Walz told colleagues at a hearing last week they effectively “allowed the Agent Orange Act to expire” and “it’s altogether possible” the next IOM report, due in March, will support adding hypertension and stroke to the presumptive list.
Turning to VA Secretary Bob McDonald, Walz advised that if Congress doesn’t “have the courage” to respond to the IOM findings, presumably with bigger VA budgets to cover the influx of claims, “they’re going to ask you. And much like the Nehmer claims, it’s going to add to your work.”
Walz was referring to a federal court ruling, Nehmer v. Department of Veterans Affairs, which forced VA the last time it added conditions to its presumptive list, including heart disease and Parkinson’s, to review all previously filed claims for these conditions and make payments retroactive to original claim dates, or the date of the 1985 Nehmer decision, whichever is later.
No one interviewed was certain what the next IOM report will recommend. Regardless of those findings, or the Agent Orange law change, the secretary still will have authority to expand the list of presumptive conditions, said David R. McLenachen, VA deputy undersecretary for disability assistance, in a phone interview Oct. 14.
“It’s always good to have it straight in the law, set up clearly, what our authority is regarding the Agent Orange Act,” McLenachen said.
That’s why VA didn’t want the provision to expire on 1 OCT. But the secretary still has general rulemaking authority that “allows us, even while these provisions are expired, to add presumptions,” he said.
Barton Stichman, joint executive director of the National Veterans Services Legal Program, a nonprofit group that fights for veterans’ benefits, said there is reason to be concerned that the secretary no longer is required by law to consider IOM findings on presumptive diseases, that whatever he decides doesn’t have to be explained, and he will have no deadline to decide.
From a practical standpoint, Stichman added, any secretary will feel pressured from veterans and support groups to act on IOM findings. But IOM did find “limited or suggested evidence of association” between hypertension and Agent Orange in 2006, and while other conditions with the same degree of association became presumptive, hypertension did not.
About 2.6 million veterans served in Vietnam. Most are still alive. Current law presumes that all of them have been exposed to Agent Orange. VA grants disability ratings of 10 to 60 percent for hypertension, depending on severity, and the Center for Disease Control says high blood pressure grows more common as any population ages.

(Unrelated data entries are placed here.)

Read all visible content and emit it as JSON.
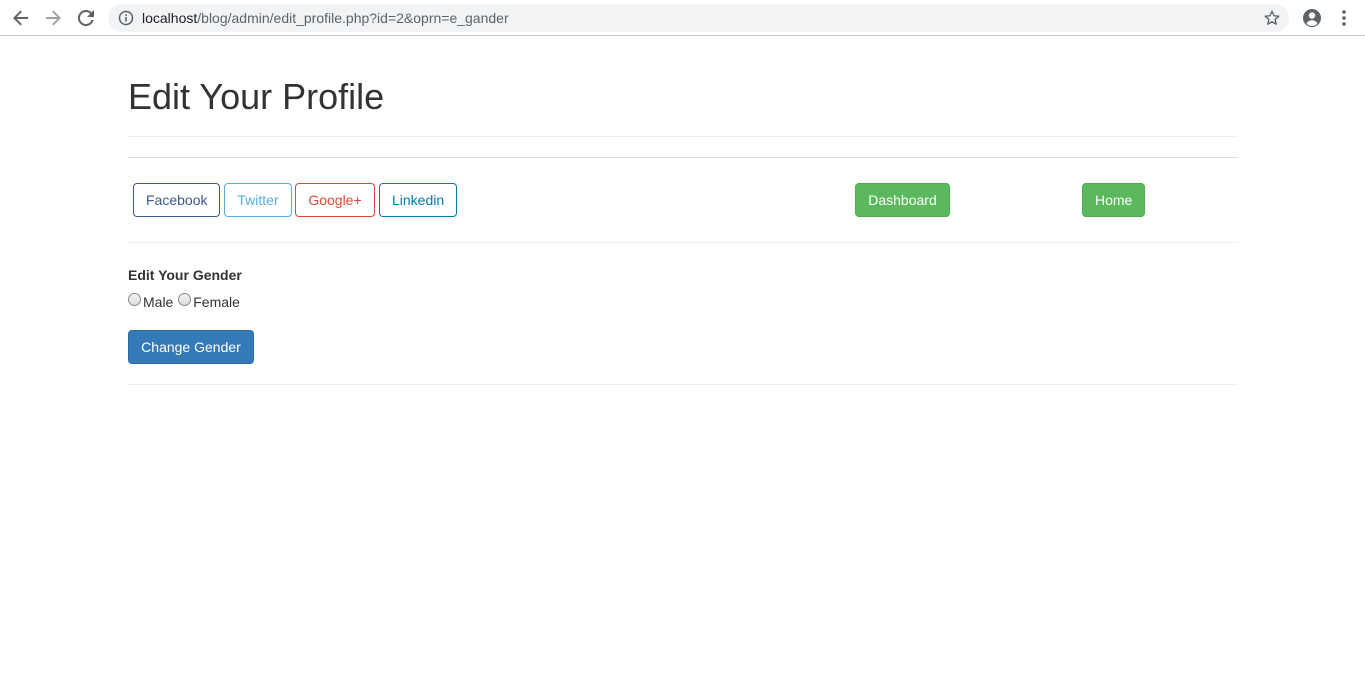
{
  "browser": {
    "url_host": "localhost",
    "url_path": "/blog/admin/edit_profile.php?id=2&oprn=e_gander"
  },
  "page": {
    "title": "Edit Your Profile"
  },
  "social_buttons": [
    {
      "label": "Facebook"
    },
    {
      "label": "Twitter"
    },
    {
      "label": "Google+"
    },
    {
      "label": "Linkedin"
    }
  ],
  "nav_buttons": {
    "dashboard_label": "Dashboard",
    "home_label": "Home"
  },
  "form": {
    "label": "Edit Your Gender",
    "options": [
      {
        "label": "Male",
        "checked": false
      },
      {
        "label": "Female",
        "checked": false
      }
    ],
    "submit_label": "Change Gender"
  },
  "colors": {
    "facebook": "#3b5998",
    "twitter": "#55acee",
    "google": "#dd4b39",
    "linkedin": "#007bb6",
    "success": "#5cb85c",
    "primary": "#337ab7"
  },
  "icons": [
    "back-arrow-icon",
    "forward-arrow-icon",
    "reload-icon",
    "info-icon",
    "star-icon",
    "profile-icon",
    "menu-icon"
  ]
}
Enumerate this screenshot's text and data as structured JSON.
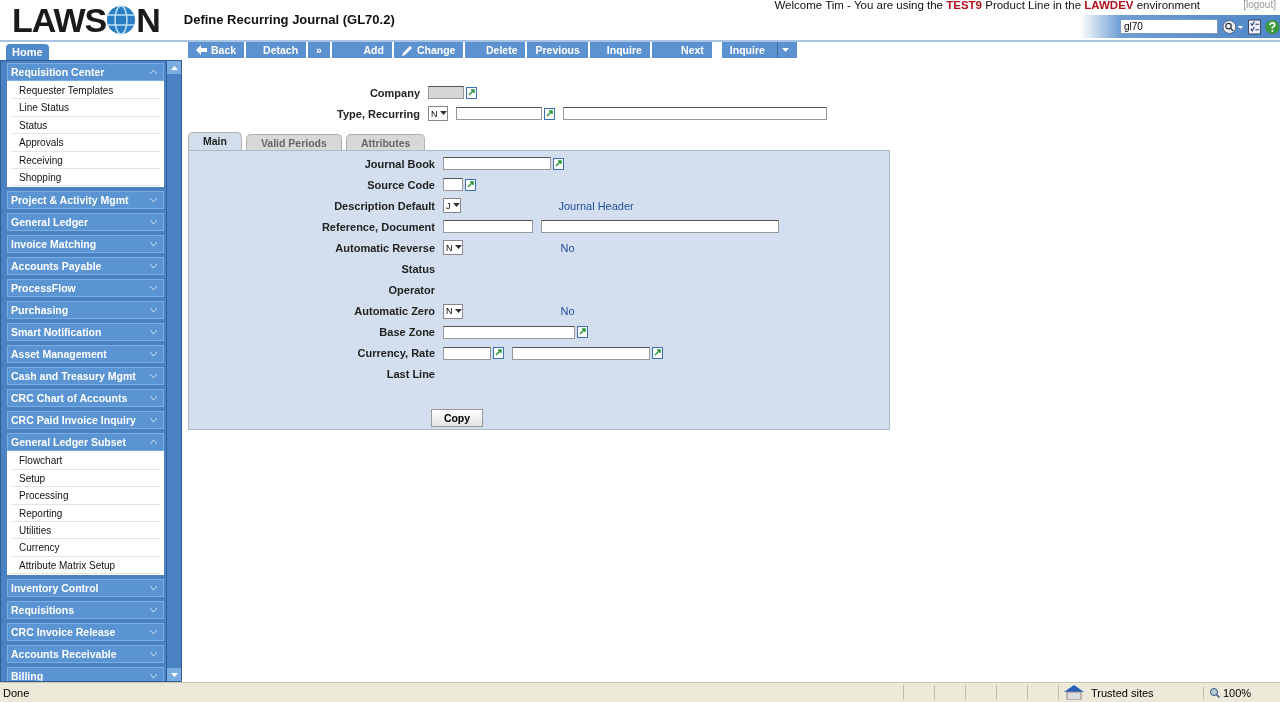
{
  "header": {
    "logo_start": "LAWS",
    "logo_end": "N",
    "title": "Define Recurring Journal (GL70.2)",
    "welcome": "Welcome Tim - You are using the **TEST9** Product Line in the **LAWDEV** environment",
    "logout": "[logout]",
    "search_value": "gl70"
  },
  "home_tab": "Home",
  "sidebar": [
    {
      "label": "Requisition Center",
      "expanded": true,
      "items": [
        "Requester Templates",
        "Line Status",
        "Status",
        "Approvals",
        "Receiving",
        "Shopping"
      ]
    },
    {
      "label": "Project & Activity Mgmt",
      "expanded": false
    },
    {
      "label": "General Ledger",
      "expanded": false
    },
    {
      "label": "Invoice Matching",
      "expanded": false
    },
    {
      "label": "Accounts Payable",
      "expanded": false
    },
    {
      "label": "ProcessFlow",
      "expanded": false
    },
    {
      "label": "Purchasing",
      "expanded": false
    },
    {
      "label": "Smart Notification",
      "expanded": false
    },
    {
      "label": "Asset Management",
      "expanded": false
    },
    {
      "label": "Cash and Treasury Mgmt",
      "expanded": false
    },
    {
      "label": "CRC Chart of Accounts",
      "expanded": false
    },
    {
      "label": "CRC Paid Invoice Inquiry",
      "expanded": false
    },
    {
      "label": "General Ledger Subset",
      "expanded": true,
      "items": [
        "Flowchart",
        "Setup",
        "Processing",
        "Reporting",
        "Utilities",
        "Currency",
        "Attribute Matrix Setup"
      ]
    },
    {
      "label": "Inventory Control",
      "expanded": false
    },
    {
      "label": "Requisitions",
      "expanded": false
    },
    {
      "label": "CRC Invoice Release",
      "expanded": false
    },
    {
      "label": "Accounts Receivable",
      "expanded": false
    },
    {
      "label": "Billing",
      "expanded": false
    }
  ],
  "toolbar": [
    {
      "label": "Back",
      "kind": "back"
    },
    {
      "label": "Detach",
      "kind": "plain"
    },
    {
      "label": "»",
      "kind": "plain"
    },
    {
      "label": "Add",
      "kind": "plain"
    },
    {
      "label": "Change",
      "kind": "edit"
    },
    {
      "label": "Delete",
      "kind": "plain"
    },
    {
      "label": "Previous",
      "kind": "plain"
    },
    {
      "label": "Inquire",
      "kind": "plain"
    },
    {
      "label": "Next",
      "kind": "plain"
    },
    {
      "label": "Inquire",
      "kind": "dropdown"
    }
  ],
  "header_fields": [
    {
      "label": "Company",
      "controls": [
        {
          "kind": "lookup",
          "disabled": true
        }
      ]
    },
    {
      "label": "Type, Recurring",
      "controls": [
        {
          "kind": "select",
          "value": "N"
        },
        {
          "kind": "lookup"
        },
        {
          "kind": "input"
        }
      ]
    }
  ],
  "tabs": [
    {
      "label": "Main",
      "selected": true
    },
    {
      "label": "Valid Periods",
      "selected": false
    },
    {
      "label": "Attributes",
      "selected": false
    }
  ],
  "main_fields": [
    {
      "label": "Journal Book",
      "controls": [
        {
          "kind": "lookup"
        }
      ]
    },
    {
      "label": "Source Code",
      "controls": [
        {
          "kind": "lookup"
        }
      ]
    },
    {
      "label": "Description Default",
      "controls": [
        {
          "kind": "select",
          "value": "J"
        }
      ],
      "note": "Journal Header"
    },
    {
      "label": "Reference, Document",
      "controls": [
        {
          "kind": "input"
        },
        {
          "kind": "input"
        }
      ]
    },
    {
      "label": "Automatic Reverse",
      "controls": [
        {
          "kind": "select",
          "value": "N"
        }
      ],
      "note": "No"
    },
    {
      "label": "Status"
    },
    {
      "label": "Operator"
    },
    {
      "label": "Automatic Zero",
      "controls": [
        {
          "kind": "select",
          "value": "N"
        }
      ],
      "note": "No"
    },
    {
      "label": "Base Zone",
      "controls": [
        {
          "kind": "lookup"
        }
      ]
    },
    {
      "label": "Currency, Rate",
      "controls": [
        {
          "kind": "lookup"
        },
        {
          "kind": "lookup"
        }
      ]
    },
    {
      "label": "Last Line"
    }
  ],
  "copy_button": "Copy",
  "status_bar": {
    "status": "Done",
    "zone": "Trusted sites",
    "zoom": "100%"
  }
}
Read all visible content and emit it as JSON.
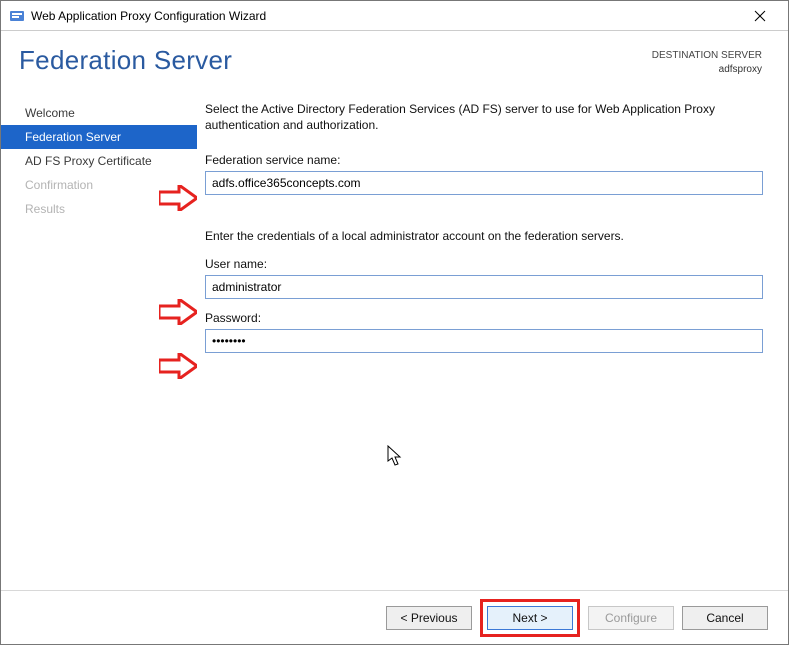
{
  "window": {
    "title": "Web Application Proxy Configuration Wizard"
  },
  "header": {
    "page_title": "Federation Server",
    "destination_label": "DESTINATION SERVER",
    "destination_value": "adfsproxy"
  },
  "sidebar": {
    "items": [
      {
        "label": "Welcome",
        "state": "normal"
      },
      {
        "label": "Federation Server",
        "state": "active"
      },
      {
        "label": "AD FS Proxy Certificate",
        "state": "normal"
      },
      {
        "label": "Confirmation",
        "state": "disabled"
      },
      {
        "label": "Results",
        "state": "disabled"
      }
    ]
  },
  "content": {
    "instruction": "Select the Active Directory Federation Services (AD FS) server to use for Web Application Proxy authentication and authorization.",
    "federation_label": "Federation service name:",
    "federation_value": "adfs.office365concepts.com",
    "credentials_instruction": "Enter the credentials of a local administrator account on the federation servers.",
    "username_label": "User name:",
    "username_value": "administrator",
    "password_label": "Password:",
    "password_value": "••••••••"
  },
  "footer": {
    "previous": "< Previous",
    "next": "Next >",
    "configure": "Configure",
    "cancel": "Cancel"
  }
}
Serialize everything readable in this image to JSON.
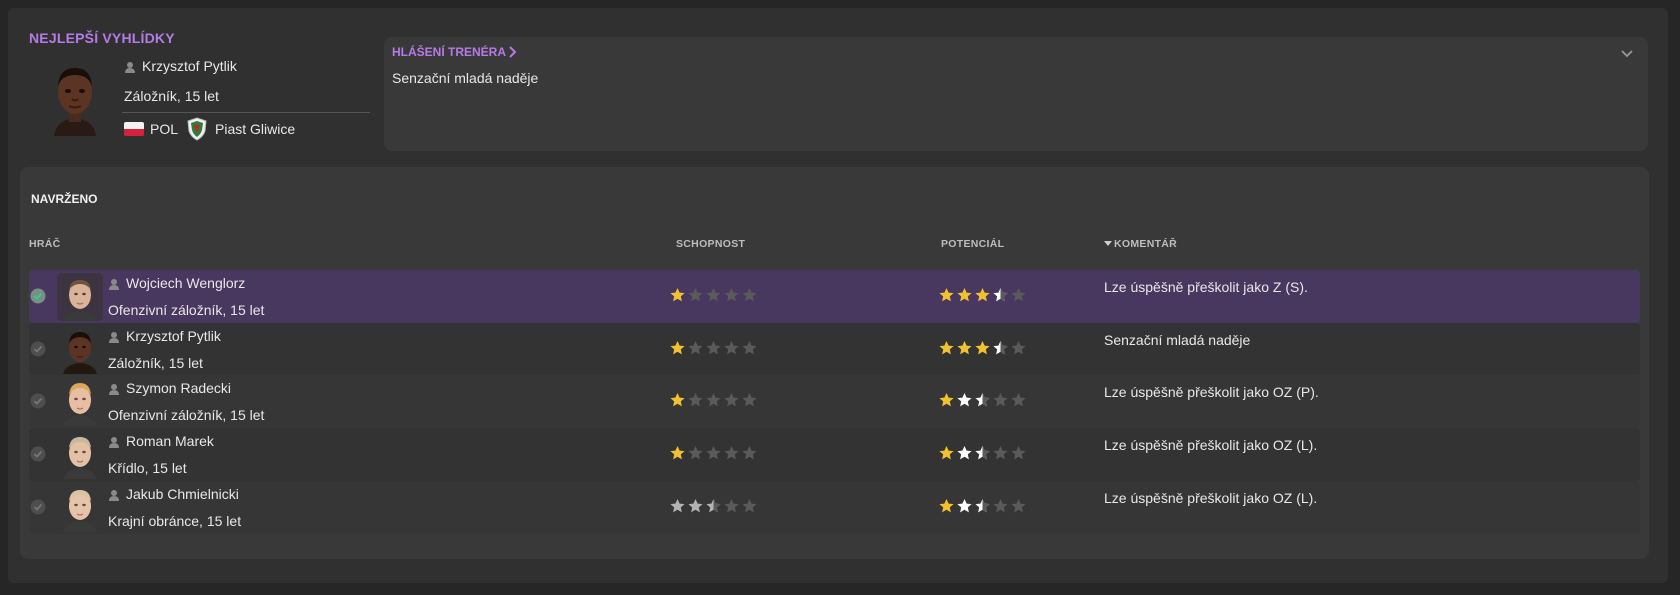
{
  "top": {
    "title": "NEJLEPŠÍ VYHLÍDKY",
    "player_name": "Krzysztof Pytlik",
    "position_age": "Záložník, 15 let",
    "nationality": "POL",
    "club": "Piast Gliwice"
  },
  "report": {
    "title": "HLÁŠENÍ TRENÉRA",
    "text": "Senzační mladá naděje"
  },
  "suggested": {
    "title": "NAVRŽENO",
    "columns": {
      "player": "HRÁČ",
      "ability": "SCHOPNOST",
      "potential": "POTENCIÁL",
      "comment": "KOMENTÁŘ"
    },
    "rows": [
      {
        "name": "Wojciech Wenglorz",
        "position_age": "Ofenzivní záložník, 15 let",
        "ability_stars": 1,
        "potential_stars": 3.5,
        "ability_color": "gold",
        "comment": "Lze úspěšně přeškolit jako Z (S).",
        "selected": true
      },
      {
        "name": "Krzysztof Pytlik",
        "position_age": "Záložník, 15 let",
        "ability_stars": 1,
        "potential_stars": 3.5,
        "ability_color": "gold",
        "comment": "Senzační mladá naděje",
        "selected": false
      },
      {
        "name": "Szymon Radecki",
        "position_age": "Ofenzivní záložník, 15 let",
        "ability_stars": 1,
        "potential_stars": 2.5,
        "ability_color": "gold",
        "comment": "Lze úspěšně přeškolit jako OZ (P).",
        "selected": false
      },
      {
        "name": "Roman Marek",
        "position_age": "Křídlo, 15 let",
        "ability_stars": 1,
        "potential_stars": 2.5,
        "ability_color": "gold",
        "comment": "Lze úspěšně přeškolit jako OZ (L).",
        "selected": false
      },
      {
        "name": "Jakub Chmielnicki",
        "position_age": "Krajní obránce, 15 let",
        "ability_stars": 2.5,
        "potential_stars": 2.5,
        "ability_color": "silver",
        "comment": "Lze úspěšně přeškolit jako OZ (L).",
        "selected": false
      }
    ]
  },
  "colors": {
    "accent": "#b57be6",
    "selected_row": "#48375f",
    "star_gold": "#f2c12e",
    "star_white": "#ffffff",
    "star_silver": "#b3b3b3",
    "star_empty": "#5a5a5a"
  }
}
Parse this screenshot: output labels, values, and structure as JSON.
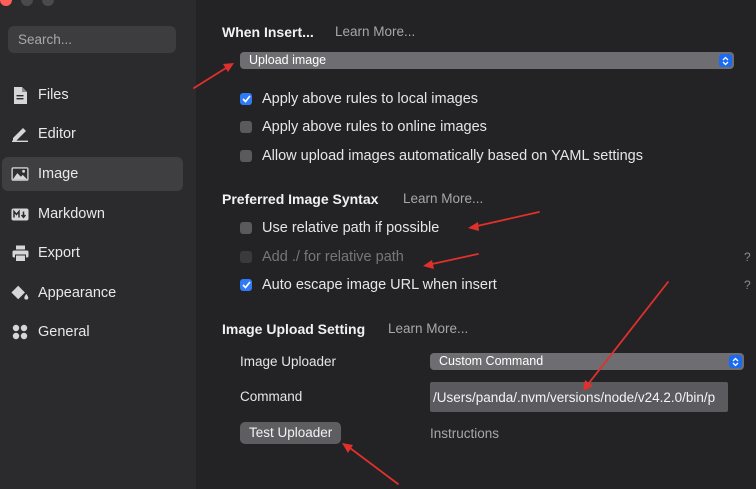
{
  "sidebar": {
    "search_placeholder": "Search...",
    "items": [
      {
        "label": "Files",
        "icon": "file-icon"
      },
      {
        "label": "Editor",
        "icon": "pencil-icon"
      },
      {
        "label": "Image",
        "icon": "image-icon",
        "active": true
      },
      {
        "label": "Markdown",
        "icon": "markdown-icon"
      },
      {
        "label": "Export",
        "icon": "printer-icon"
      },
      {
        "label": "Appearance",
        "icon": "paint-bucket-icon"
      },
      {
        "label": "General",
        "icon": "grid-icon"
      }
    ]
  },
  "when_insert": {
    "title": "When Insert...",
    "learn_more": "Learn More...",
    "selected": "Upload image",
    "options": [
      {
        "label": "Apply above rules to local images",
        "checked": true
      },
      {
        "label": "Apply above rules to online images",
        "checked": false
      },
      {
        "label": "Allow upload images automatically based on YAML settings",
        "checked": false
      }
    ]
  },
  "syntax": {
    "title": "Preferred Image Syntax",
    "learn_more": "Learn More...",
    "options": [
      {
        "label": "Use relative path if possible",
        "checked": false
      },
      {
        "label": "Add ./ for relative path",
        "checked": false,
        "disabled": true,
        "help": "?"
      },
      {
        "label": "Auto escape image URL when insert",
        "checked": true,
        "help": "?"
      }
    ]
  },
  "upload": {
    "title": "Image Upload Setting",
    "learn_more": "Learn More...",
    "uploader_label": "Image Uploader",
    "uploader_value": "Custom Command",
    "command_label": "Command",
    "command_value": "/Users/panda/.nvm/versions/node/v24.2.0/bin/p",
    "test_button": "Test Uploader",
    "instructions": "Instructions"
  },
  "colors": {
    "accent": "#2f7bf6",
    "annotation_arrow": "#e0302c"
  }
}
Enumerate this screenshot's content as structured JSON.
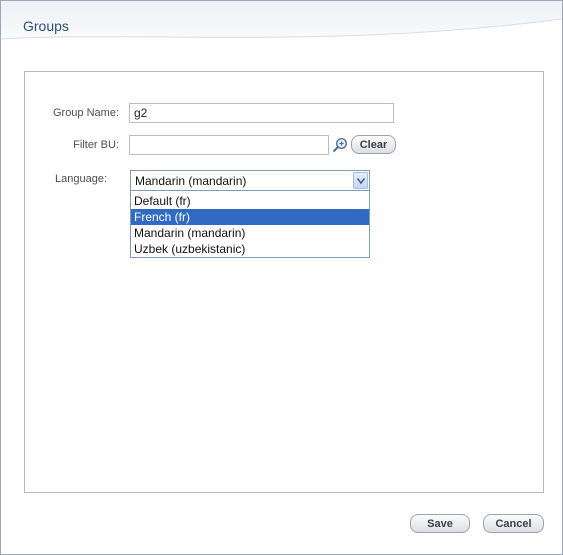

So will this secretary, or future VA secretaries, feel at least as much pressure from Congress to hold down disability costs as VA budgets tighten as he does from advocates for Vietnam veterans?
The Congressional Budget Office apparently heard the same rumors as Walz about the next IOM report and hypertension. Walz wasn’t available to be interviewed but a member of his staff said costs were a committee consideration for not embracing his bill. (Source: Stars & Stripes | Tom Philpott | 15 Oct 2015)
Thomas Crisp is a retired military officer from Whitmire.